Dil Dhadakne Do to Tanu Weds Manu: Meet the new Bollywood heroine
Actress-lead films are paying off at the box office. Tanu Weds Manu Returns (Kangana Ranaut) and Piku (Deepika Padukone) have already entered the hallowed Rs 100-crore club and Dil Dhadakne Do (Priyanka Chopra) has already earned close to Rs 70 crore.bollywood Updated: Jun 10, 2015 14:43 IST
Once upon a time, the part of Bollywood heroine could be written by the scriptwriter with his/her eyes closed - she waited in the wings till the hero met her, they sang a couple of songs, then something bad happened and she was seen crying while the hero went about overcoming odds and doing things. At times, she was captured by the bad guy and the hero had to go and rescue her.
Her job was to look fetching, sing songs with the hero and mouth that ghastly trope to the villain - 'Bhagwan ke liye mujhe chhod do'.
There were a few exceptions where female actors performed author-backed roles. But then, exceptions do prove the rule.
The last few years have been emancipating for the women in Bollywood. Amidst all the singing-and-dancing, they actually got to act and had films written for them. If last year's Queen changed the way female actors are perceived in the industry, the last few weeks have been a revelation.
We look at three films since May which prove that the audience is ready to accept films were the heroine is the real hero. And what's more, her job is not to sing and dance but hold the film together on her acting prowess. The directors and producers have also read audience's mind and are ready to take the gamble. It helps that these films are paying off at the box office. Tanu Weds Manu Returns and Piku have already entered the hallowed Rs 100-crore club and Dil Dhadakne Do is going strong too.
But you know what is most heartening? That when you look around, you can actually meet these women in real life unlike the greasepaint-covered mannequins of the past…
Piku: A fiercely independent architect who can find her own way, Deepika Padukone's Piku is a woman of today. She calls her body her own and makes her own decisions. Dealing with a curmudgeonly old parent who is obsessed with bowel movements - his and everybody else's - she has her plate full. She deals with him and everyday problems that come with living in a big city with a strange mix of patience and exasperation that we all know and use ourselves. Patriarchy gets rear-ended as her father (Amitabh's Bhashkor Banerjee) holds forth on how a woman has an existence beyond marriage and cannot be a virgin, gasp, before marriage.

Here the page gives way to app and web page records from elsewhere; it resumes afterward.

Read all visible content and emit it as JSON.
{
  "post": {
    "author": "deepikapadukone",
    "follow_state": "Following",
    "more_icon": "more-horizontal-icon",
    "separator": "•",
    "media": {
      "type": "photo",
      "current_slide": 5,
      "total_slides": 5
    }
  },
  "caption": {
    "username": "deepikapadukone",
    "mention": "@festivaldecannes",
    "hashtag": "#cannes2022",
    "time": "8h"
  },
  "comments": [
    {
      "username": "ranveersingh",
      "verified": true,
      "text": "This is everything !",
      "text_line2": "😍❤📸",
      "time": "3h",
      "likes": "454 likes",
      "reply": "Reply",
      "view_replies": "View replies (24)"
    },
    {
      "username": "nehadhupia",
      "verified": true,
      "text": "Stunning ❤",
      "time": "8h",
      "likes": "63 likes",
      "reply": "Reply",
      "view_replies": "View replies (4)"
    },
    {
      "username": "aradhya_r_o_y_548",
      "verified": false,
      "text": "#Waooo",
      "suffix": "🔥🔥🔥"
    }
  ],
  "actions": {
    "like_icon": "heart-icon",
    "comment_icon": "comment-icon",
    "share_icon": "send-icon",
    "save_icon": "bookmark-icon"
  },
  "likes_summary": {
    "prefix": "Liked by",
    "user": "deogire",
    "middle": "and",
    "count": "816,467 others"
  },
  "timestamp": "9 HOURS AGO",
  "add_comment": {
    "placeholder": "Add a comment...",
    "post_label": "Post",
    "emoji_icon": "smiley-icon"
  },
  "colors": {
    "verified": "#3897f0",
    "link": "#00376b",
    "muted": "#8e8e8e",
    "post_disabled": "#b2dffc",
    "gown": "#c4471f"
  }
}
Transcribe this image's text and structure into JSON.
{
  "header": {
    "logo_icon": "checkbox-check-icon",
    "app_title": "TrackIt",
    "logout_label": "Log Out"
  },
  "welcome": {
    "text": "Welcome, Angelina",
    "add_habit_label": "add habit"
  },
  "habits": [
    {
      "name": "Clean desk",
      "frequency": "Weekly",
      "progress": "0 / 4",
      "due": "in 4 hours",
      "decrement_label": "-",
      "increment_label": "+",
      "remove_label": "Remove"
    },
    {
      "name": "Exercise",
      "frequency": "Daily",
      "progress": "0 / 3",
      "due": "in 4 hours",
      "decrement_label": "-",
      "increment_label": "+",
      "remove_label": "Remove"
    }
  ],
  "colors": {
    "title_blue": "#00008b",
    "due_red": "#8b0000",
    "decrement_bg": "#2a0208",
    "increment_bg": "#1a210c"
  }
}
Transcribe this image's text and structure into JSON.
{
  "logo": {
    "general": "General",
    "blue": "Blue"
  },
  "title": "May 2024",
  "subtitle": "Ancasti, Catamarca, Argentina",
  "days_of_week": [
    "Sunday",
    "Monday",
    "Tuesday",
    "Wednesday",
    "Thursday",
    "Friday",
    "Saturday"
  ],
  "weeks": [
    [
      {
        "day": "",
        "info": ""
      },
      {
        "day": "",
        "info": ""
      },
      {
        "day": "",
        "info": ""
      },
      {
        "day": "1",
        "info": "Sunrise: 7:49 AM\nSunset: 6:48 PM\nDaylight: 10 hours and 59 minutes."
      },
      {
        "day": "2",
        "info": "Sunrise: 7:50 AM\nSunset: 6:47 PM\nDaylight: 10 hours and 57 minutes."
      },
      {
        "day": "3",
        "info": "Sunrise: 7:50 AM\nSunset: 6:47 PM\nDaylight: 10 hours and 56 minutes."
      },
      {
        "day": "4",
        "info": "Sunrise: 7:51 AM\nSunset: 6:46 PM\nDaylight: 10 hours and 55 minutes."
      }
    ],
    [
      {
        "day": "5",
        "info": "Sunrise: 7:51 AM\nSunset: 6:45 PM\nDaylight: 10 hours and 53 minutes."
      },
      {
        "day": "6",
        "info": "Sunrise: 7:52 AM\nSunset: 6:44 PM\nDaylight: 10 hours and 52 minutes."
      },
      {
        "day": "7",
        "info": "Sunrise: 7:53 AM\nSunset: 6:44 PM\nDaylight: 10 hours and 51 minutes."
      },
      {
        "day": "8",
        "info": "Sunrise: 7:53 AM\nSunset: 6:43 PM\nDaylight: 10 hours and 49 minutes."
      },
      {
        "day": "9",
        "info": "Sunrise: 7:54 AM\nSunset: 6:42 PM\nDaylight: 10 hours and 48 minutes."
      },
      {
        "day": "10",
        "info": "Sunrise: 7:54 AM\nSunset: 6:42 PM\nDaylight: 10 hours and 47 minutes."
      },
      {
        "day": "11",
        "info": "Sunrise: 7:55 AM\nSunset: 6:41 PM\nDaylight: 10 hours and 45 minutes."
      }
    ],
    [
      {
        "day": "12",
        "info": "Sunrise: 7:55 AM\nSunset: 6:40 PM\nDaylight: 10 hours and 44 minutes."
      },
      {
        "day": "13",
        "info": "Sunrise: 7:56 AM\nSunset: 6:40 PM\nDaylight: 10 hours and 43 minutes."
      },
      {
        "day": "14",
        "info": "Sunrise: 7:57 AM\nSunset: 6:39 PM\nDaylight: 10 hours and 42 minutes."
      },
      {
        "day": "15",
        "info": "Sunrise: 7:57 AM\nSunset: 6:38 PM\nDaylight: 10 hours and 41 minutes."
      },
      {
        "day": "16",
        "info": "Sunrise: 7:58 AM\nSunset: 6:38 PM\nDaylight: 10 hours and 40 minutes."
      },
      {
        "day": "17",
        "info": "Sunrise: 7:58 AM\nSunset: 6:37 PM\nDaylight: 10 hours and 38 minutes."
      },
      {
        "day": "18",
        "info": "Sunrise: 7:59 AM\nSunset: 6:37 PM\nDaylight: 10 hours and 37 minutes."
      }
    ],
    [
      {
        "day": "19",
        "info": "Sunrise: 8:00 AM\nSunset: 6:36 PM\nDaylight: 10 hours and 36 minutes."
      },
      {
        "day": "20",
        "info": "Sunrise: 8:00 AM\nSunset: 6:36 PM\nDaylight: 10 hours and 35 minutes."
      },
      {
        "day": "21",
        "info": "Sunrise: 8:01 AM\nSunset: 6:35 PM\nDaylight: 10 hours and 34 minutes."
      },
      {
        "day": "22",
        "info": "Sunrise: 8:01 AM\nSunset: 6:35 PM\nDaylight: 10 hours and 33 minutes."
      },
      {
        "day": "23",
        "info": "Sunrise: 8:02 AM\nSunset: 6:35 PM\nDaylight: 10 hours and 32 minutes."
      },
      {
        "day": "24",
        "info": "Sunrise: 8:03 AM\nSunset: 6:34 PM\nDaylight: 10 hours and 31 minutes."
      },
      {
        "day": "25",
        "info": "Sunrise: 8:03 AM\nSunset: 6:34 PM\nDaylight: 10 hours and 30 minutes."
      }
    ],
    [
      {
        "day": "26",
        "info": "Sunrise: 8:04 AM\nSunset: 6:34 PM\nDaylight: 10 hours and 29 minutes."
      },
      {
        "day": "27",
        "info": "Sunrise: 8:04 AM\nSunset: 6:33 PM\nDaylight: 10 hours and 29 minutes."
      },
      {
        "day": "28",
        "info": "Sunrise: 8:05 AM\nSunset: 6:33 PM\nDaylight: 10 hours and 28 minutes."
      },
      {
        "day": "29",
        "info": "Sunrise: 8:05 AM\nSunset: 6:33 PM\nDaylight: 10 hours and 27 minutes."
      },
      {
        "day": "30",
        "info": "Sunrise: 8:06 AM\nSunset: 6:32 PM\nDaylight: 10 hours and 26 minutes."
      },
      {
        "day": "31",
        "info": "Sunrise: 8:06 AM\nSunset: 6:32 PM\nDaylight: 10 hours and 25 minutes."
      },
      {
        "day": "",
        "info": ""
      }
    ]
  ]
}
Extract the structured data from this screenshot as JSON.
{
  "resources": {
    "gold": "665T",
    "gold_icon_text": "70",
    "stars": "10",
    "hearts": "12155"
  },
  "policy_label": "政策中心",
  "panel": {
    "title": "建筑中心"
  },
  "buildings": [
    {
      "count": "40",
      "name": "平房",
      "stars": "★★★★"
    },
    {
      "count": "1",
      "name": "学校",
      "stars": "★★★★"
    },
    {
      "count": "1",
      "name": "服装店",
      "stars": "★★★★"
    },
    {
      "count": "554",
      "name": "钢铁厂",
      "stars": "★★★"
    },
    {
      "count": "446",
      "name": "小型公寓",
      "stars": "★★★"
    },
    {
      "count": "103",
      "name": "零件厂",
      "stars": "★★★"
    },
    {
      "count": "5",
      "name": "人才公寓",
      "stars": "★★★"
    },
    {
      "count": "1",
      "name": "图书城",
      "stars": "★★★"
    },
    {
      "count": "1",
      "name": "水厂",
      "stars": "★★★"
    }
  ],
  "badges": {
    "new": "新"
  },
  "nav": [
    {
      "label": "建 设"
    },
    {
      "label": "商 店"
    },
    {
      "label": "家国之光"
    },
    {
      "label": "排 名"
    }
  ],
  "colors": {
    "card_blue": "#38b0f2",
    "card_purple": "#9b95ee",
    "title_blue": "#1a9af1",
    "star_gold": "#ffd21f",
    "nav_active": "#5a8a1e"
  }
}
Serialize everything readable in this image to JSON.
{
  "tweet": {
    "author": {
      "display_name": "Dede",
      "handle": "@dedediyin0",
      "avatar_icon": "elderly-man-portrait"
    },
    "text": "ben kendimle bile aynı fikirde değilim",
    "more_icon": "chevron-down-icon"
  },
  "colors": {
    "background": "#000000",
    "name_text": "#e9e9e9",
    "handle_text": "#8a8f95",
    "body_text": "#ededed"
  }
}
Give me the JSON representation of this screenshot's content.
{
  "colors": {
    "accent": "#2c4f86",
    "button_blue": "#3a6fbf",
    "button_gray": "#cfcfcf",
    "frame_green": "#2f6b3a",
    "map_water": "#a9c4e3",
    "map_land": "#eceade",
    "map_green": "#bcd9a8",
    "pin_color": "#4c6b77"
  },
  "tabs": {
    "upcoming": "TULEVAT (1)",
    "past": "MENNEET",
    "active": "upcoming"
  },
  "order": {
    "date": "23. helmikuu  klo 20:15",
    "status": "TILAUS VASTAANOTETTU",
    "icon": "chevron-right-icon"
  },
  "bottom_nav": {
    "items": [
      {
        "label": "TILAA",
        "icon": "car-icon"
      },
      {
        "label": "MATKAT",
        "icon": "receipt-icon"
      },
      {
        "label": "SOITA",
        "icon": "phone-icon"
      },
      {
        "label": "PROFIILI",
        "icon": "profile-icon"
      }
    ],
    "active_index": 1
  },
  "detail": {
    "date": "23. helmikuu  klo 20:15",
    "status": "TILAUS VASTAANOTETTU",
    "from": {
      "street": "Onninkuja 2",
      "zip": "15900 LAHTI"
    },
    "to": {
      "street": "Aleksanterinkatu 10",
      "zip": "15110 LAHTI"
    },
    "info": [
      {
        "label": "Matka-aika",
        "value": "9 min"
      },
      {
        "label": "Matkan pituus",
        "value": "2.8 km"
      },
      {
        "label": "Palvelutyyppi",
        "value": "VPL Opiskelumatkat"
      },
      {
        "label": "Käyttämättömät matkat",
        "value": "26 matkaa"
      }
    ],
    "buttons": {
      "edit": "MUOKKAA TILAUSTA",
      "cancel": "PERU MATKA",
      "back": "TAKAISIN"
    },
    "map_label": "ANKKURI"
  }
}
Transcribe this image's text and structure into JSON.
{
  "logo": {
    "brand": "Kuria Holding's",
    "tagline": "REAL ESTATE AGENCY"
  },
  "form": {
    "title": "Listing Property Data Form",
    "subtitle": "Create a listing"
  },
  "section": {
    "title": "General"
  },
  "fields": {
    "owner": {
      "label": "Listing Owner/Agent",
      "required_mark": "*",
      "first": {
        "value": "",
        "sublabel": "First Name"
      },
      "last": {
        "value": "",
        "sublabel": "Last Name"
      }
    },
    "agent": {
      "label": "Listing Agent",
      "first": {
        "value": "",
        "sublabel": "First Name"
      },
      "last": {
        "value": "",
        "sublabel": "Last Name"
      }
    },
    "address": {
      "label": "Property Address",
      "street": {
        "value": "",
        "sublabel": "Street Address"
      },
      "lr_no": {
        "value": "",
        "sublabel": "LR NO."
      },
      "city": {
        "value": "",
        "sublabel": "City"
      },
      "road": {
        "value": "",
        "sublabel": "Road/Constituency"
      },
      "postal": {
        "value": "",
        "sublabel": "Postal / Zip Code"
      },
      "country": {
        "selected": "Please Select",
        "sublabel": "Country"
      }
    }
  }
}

Datto, Tanu Weds Manu Returns: This college student from Haryana backwaters is surprisingly the most independent of all the women we have met recently on screen. With none of the privileges of, say, an Ayesha or Piku, she still has enough fire in her to get herself an education, make an athletic career, find a groom even at the cost of raising the ire of her clan. What's more, she proudly declares that whatever the circumstances, she can take care of herself and her family.
Mrs Mehra, Dil Dhadakne Do: The film aims to function as a complex metaphor for today's India and its privileged upper middle class, or noveau riche if you please. Mrs Mehra (Shefali Shah) does nothing but has the lifestyle of the rich. Beneath the veneer lies a lonely woman who binge eats to hide the sorrow of a philandering husband. However, she will go to any length to save her lifestyle, including pimping out her son to a prospective rich bride. When asked why she put up with the husband for all these years, she says, "Because I had nowhere else to go." When faced by her daughter's marriage unravelling, her advice is to make it work because "log kya kahenge".
Ayesha Mehra, Dil Dhadakne Do: A successful businesswoman, Ayesha is bogged down by a loveless marriage and parental pressure. Her parents would like her to give them a grandson, she would rather focus on work. She hides her ambition behind a secret - she is on the pill to avoid pregnancy. Fighting hypocrisy and parental inflexibility, Ayesha finds her voice eventually but not before Indian parents and their expectations from their children's marriages are laid bare.